Soil, water and sediment tracing for unravelling climate change dynamics in proglacial areas (co-organized)
Convener: Ana Navas  | Co-Conveners: Heitor Evangelista , Bulat Mavlyudov , Osama Mustafa , Tim Stott 
Orals
 / Wed, 11 Apr, 10:30–12:00  / Room G2
Posters
 / Attendance Wed, 11 Apr, 17:30–19:00  / Hall X2
Terrestrial ecosystems in polar and high mountains including soils, sediments, glaciers and surface–subsurface waters are critical for sustaining biodiversity and life. Projected climate change during the 21st century will produce alterations to ecosystems in these fragile environments. Predicted climate changes will likely alter melt season timing and duration, decrease the extent of permafrost, increase the size of the active layer and change its spatial distribution and seasonal dynamics. Ice surfaces, soils, sediments, hydrology and vegetation are responding to these climate changes. As a consequence we are witnessing rapidly changing landscapes in which the natural processes of soil formation and sediment redistribution are changing, particularly in polar and high mountain regions. These changes impact and present challenges for local populations which are having to adapt quickly to new threats in terms of their soil and water resources.

This session aims to improve our understanding of the impact of climate change on the processes operating in terrestrial environments following glacier retreat and the exposure of new ice-free surfaces. Polar and high mountain regions are experiencing changes in land surface topography; new soil formation; sediment redistribution; changes in water fluxes, associated geochemistry and nutrients. A variety of techniques including stable isotopes, fallout and environmental radionuclides, satellite images, UAV and classical methods are currently used for characterizing, tracing, dating and mapping these changes.
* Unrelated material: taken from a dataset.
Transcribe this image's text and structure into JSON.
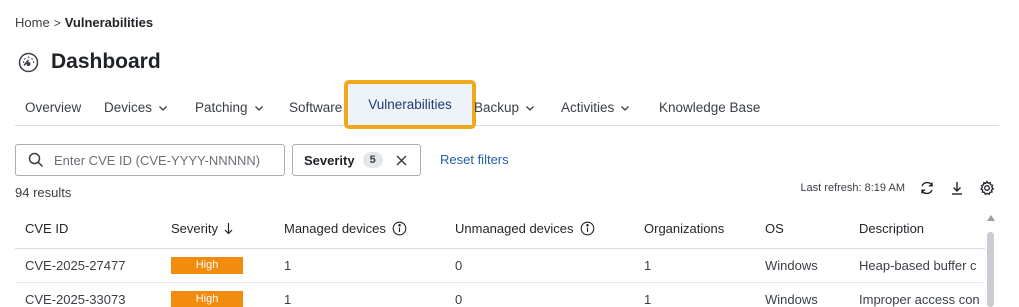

Quantitative data are required in order to be able to advise policy makers on how local populations can adapt to changes in these highly sensitive high-latitude and high-altitude regions across the world.